This prompted a few equality-minded fans to complain – ‘derpy’ being a reference to presentations of learning disability. From One Survivor To Another wrote an open letter to Lauren Faust on the issue, and followed up with a smackdown to many of the privilege-tastic counter-arguments that were made.
A modified version of the episode featuring Derpy was released on iTunes with ‘fixed’ eyes; however, the original version was contained in the DVD release.
I’m not going to get into the rights and wrongs of this one here – you can read more about Derpy Hooves’ history on Know Your Meme if you like – but my point is simply that there was discourse in the fandom on the matter. There were strong feelings on both sides, but it’s nice to know that at least the argument could be conducted (mostly) reasonably.
What did we learn?
What, other than the fact that anyone who has expressed a preference wanted to be very vocal about their love for Rarity?
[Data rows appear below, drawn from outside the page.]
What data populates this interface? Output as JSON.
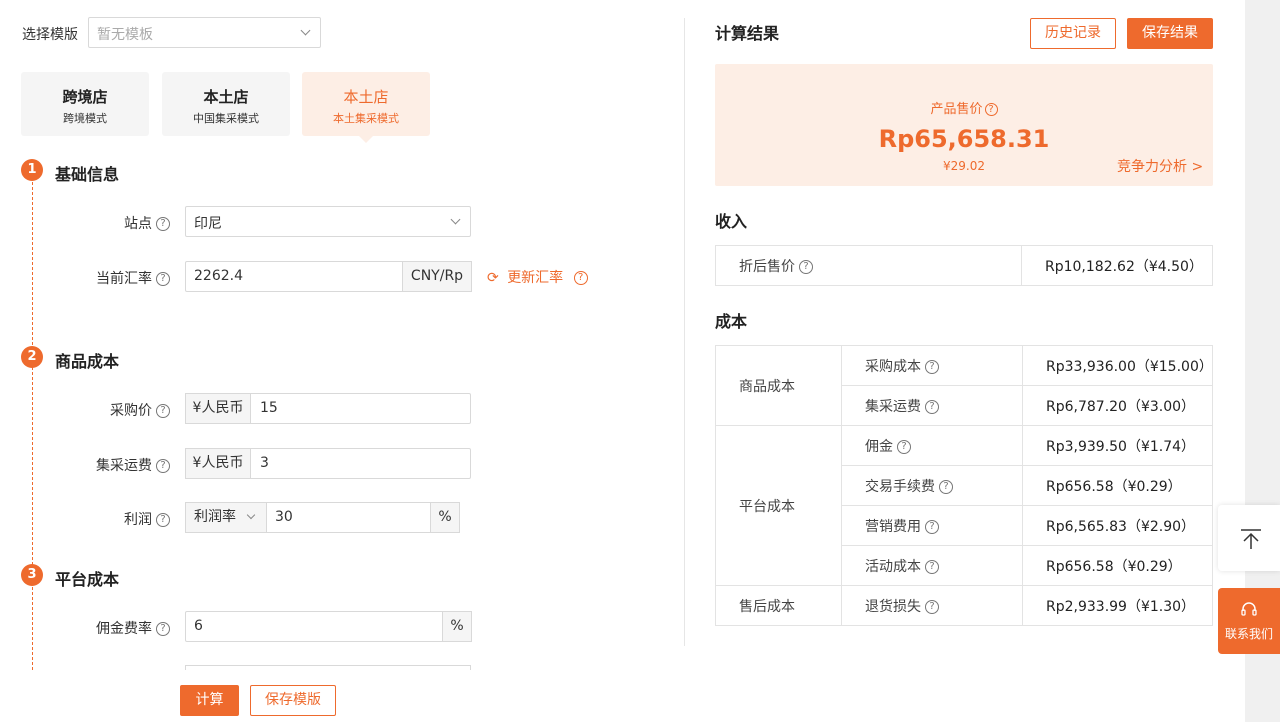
{
  "template": {
    "label": "选择模版",
    "placeholder": "暂无模板"
  },
  "store_cards": [
    {
      "title": "跨境店",
      "sub": "跨境模式"
    },
    {
      "title": "本土店",
      "sub": "中国集采模式"
    },
    {
      "title": "本土店",
      "sub": "本土集采模式"
    }
  ],
  "section1": {
    "num": "1",
    "title": "基础信息",
    "site_label": "站点",
    "site_value": "印尼",
    "rate_label": "当前汇率",
    "rate_value": "2262.4",
    "rate_unit": "CNY/Rp",
    "update_rate": "更新汇率"
  },
  "section2": {
    "num": "2",
    "title": "商品成本",
    "purchase_label": "采购价",
    "purchase_currency": "¥人民币",
    "purchase_value": "15",
    "freight_label": "集采运费",
    "freight_currency": "¥人民币",
    "freight_value": "3",
    "profit_label": "利润",
    "profit_type": "利润率",
    "profit_value": "30",
    "profit_unit": "%"
  },
  "section3": {
    "num": "3",
    "title": "平台成本",
    "commission_label": "佣金费率",
    "commission_value": "6",
    "commission_unit": "%"
  },
  "bottom_buttons": {
    "calc": "计算",
    "save_template": "保存模版"
  },
  "result": {
    "title": "计算结果",
    "history_btn": "历史记录",
    "save_btn": "保存结果",
    "price_label": "产品售价",
    "price_value": "Rp65,658.31",
    "price_cny": "¥29.02",
    "competition": "竞争力分析 >"
  },
  "income": {
    "title": "收入",
    "rows": [
      {
        "label": "折后售价",
        "value": "Rp10,182.62（¥4.50）"
      }
    ]
  },
  "cost": {
    "title": "成本",
    "groups": [
      {
        "name": "商品成本",
        "rows": [
          {
            "label": "采购成本",
            "value": "Rp33,936.00（¥15.00）"
          },
          {
            "label": "集采运费",
            "value": "Rp6,787.20（¥3.00）"
          }
        ]
      },
      {
        "name": "平台成本",
        "rows": [
          {
            "label": "佣金",
            "value": "Rp3,939.50（¥1.74）"
          },
          {
            "label": "交易手续费",
            "value": "Rp656.58（¥0.29）"
          },
          {
            "label": "营销费用",
            "value": "Rp6,565.83（¥2.90）"
          },
          {
            "label": "活动成本",
            "value": "Rp656.58（¥0.29）"
          }
        ]
      },
      {
        "name": "售后成本",
        "rows": [
          {
            "label": "退货损失",
            "value": "Rp2,933.99（¥1.30）"
          }
        ]
      }
    ]
  },
  "side": {
    "contact": "联系我们"
  },
  "colors": {
    "accent": "#ee6a2d",
    "accent_light": "#fdeee5"
  }
}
Well, it seems that the MLP fandom are extremely accepting. “Love and tolerance” – a term so popular that I presume it’s from the show – is paramount. We’ve seen this before, in communities like furries and otherkin. Don’t get me wrong – it’s an admirable trait – but it does lend itself to being accepting of the extremes of the community without significantly challenging them. Deserving or undeserving, that’s something that can get a community a bad name in general.
There is an undeniable degree of childish naïveté in the community. Potentially expected due to the nature of the show, it does seem to result in marginalising those who ‘clop’ or enjoy fanart/fanfic of the characters in adult situations. Controversial one, this, and this is only a personal view – but I see it as slightly odd but harmless. The fanart and fanfic are drawn and written, and so they don’t harm any real person. If someone wants to pat their flanks to imaginary ponies in compromising scenarios, it doesn’t harm anyone else.
The community seems to revel in the fact that the production team for the show is interested in what they care about, and are willing to name or give cameos to formerly nameless ‘background ponies’ that gain popularity with their fandom.
Bronies – and the ‘pegasisters’ that I’m sorry to have neglected in the survey – seem to be, on the whole, genuinely lovely people that just so happen to like cartoon ponies. Is their fandom a bit strange? Sure. That said, though, how many fandoms aren’t?
And now, if you don’t mind, I’m going to watch the first few episodes of the first season. It might be terrible – it might be great. What I’m fairly certain of, though, is that it’s not going to piss me off.
- Ed’s tiny note: I’m wondering how our trans* readers may feel about the way we’ve differentiated our categories here. On reflection, it might have been more inclusive to label the “male” and “female” categories “cis”. We did want to avoid any implication that someone who is trans* cannot simply have access to the general terms of “male” or “female” – this is not a view we hold! – but we may not have succeeded, and it’s just as arguable here that we’ve done the opposite. Similarly, the question of whether to involve more or fewer ‘categories’ took some ruminating, and Dave took a while crowdsourcing views on this. In any case, I thought I’d say we’re always happy to receive feedback for future surveys. [↩]